Eliezer M. Van Allen, MD, of Harvard Medical School, Dana-Farber Institute, and the Broad Institute, detailed research that bridges clinical and functional cancer immunogenomics in order to discover better cancer treatments.
More research is needed to understand the genomics of the gut microbiome, according to Jennifer Wargo, MD, of MD Anderson Cancer Center, but her preliminary research pointed to a pattern found among patients with diverse and robust microbiomes: their immunotherapy treatment seemed to perform better than in those with fewer varieties of microbes.
Suzanne L. Topalian, MD, of Johns Hopkins School of Medicine, called immunotherapy the “fourth pillar” of cancer treatment, along with surgery, chemotherapy, and radiotherapy, and presented the latest data on melanoma immunotherapy clinical trials.
In closing remarks, David G. Schatz, PhD, chair of immunobiology and Waldemar Von Zedtwitz Professor of Immunobiology, highlighted the benefits of scientists exchanging ideas from across specialties and stages of research. “Today has taken us from the fundamental mechanisms of the immune response, to exciting work in translational immuno-oncology, to imaging, and computational work, and all the way to the clinic—and back,” Schatz said.
After the day’s “whirlwind tour of immuno-oncology,” Herbst said, “we hope to break down barriers so we can solve this tough problem of cancer.”
Interest within the auditorium, in fact, extended beyond cancer.
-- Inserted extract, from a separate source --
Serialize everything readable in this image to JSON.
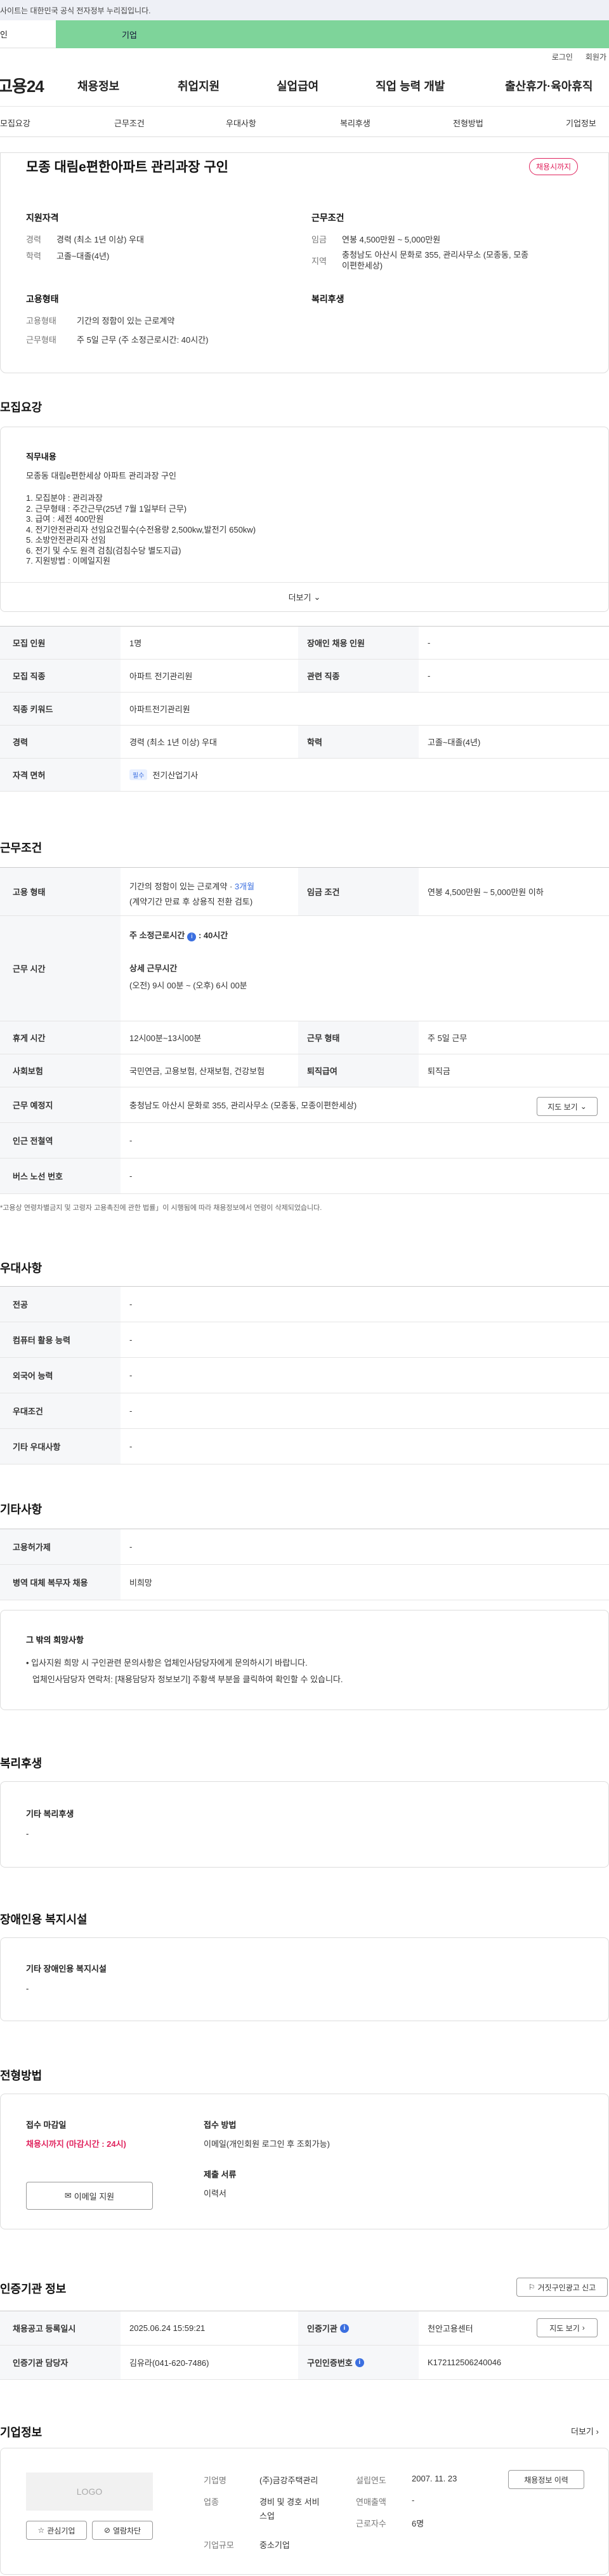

A first-year doctoral student who attended, Molly Bucklin, investigates chronic inflammatory diseases. “Dr. Haining identified a protein which normally limits inflammation as a target for future cancer immunotherapies,” Bucklin said. “This suggests that tumors have enough innate ligand to sufficiently elicit an inflammatory response if the sensing checkpoint protein is removed.” Bucklin says that action—the ability of a potential therapeutic target to both induce and reduce inflammation—could be applied to her research.